The West African nation of The Gambia has submitted a proposal to China to restore shipping lines as India seeks to become the giant in trade between Asia and Africa.
China is already investing in seaports in East Africa and has surveyed The Gambia for a deep-water seaport, similar to one built in Cameroon that cost nearly a billion dollars.
Experts accuse Chinese commercial infrastructural and resource development in East Africa of being symmetrical with an almost colonial-like political influence.
Over the past decade, the increase in trade between China and Africa has been stratospheric, rising from US$6.5 billion in 2004 to an estimated US$200 billion in 2013.
“The lion’s share of this trade entails the extraction of natural resources to China, and machinery, textiles, chemicals and electronic goods into Africa,” said Ross Anthony, Stellenbonch University. “Chinese mineral extraction, which adds little value to African economies, is off-set with massive infrastructure projects carried out primarily by Chinese state-owned enterprises.”
Ports being constructed in Tanzania and Kenya also serve Chinese security interest. The Gambia signed a military cooperation agreement with Russia this month and is likely to have one with China. The location of the West African nation on the Atlantic is strategic.
Ana Cristina Alves of the South African Institute of International Affairs said China’s use of infrastructure-for-resources loans in Africa as a win–win economic cooperation tool and that offering generous loans for infrastructure in exchange for resource access, came into being largely as a default cooperation tool, inspired by China’s own domestic experience, its competitive advantages and Africa’s receptivity to this kind of barter deal.
The Gambia does not have abundant natural resources but it could serve China’s security interest in the Atlantic and allow more of its fishing trawlers to operate in its waters to have its seaport expanded.
The Gambia’s main development partner is withholding more than 30 million Euros in aid funds over its right record and said last week that it may assert sanctions if right condition deteriorates or abuses continue.

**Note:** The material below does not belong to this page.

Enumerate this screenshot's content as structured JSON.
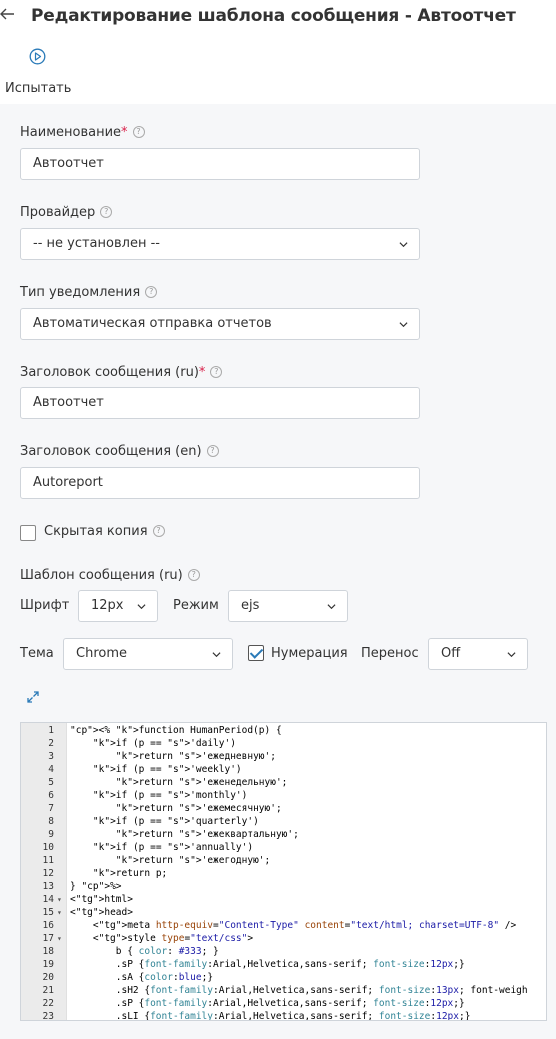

The Gambia’s efforts to turn to mainly Muslim nations and becoming the world’s newest Islamic nation yield little returns and is now turning to communist nations with the same rights issues like Russia and China to help boost its economy and stabilize its unserviceable international and domestic debts, which has reached 100 percent of its GDP.
The Gambia re-established diplomatic relations with China in March and China has already given scholarships to at least a dozen students from the West African nation and as the flagship of the start of their relationship, China will be opening a new world conference center in Banjul.
The Gambia has asked for financial help from China to address its growing youth migration problem. Many of the country’s youths are embarking on a death-defying journey across West Africa into the Sahara, where they cross the Mediterranean Sea into Europe.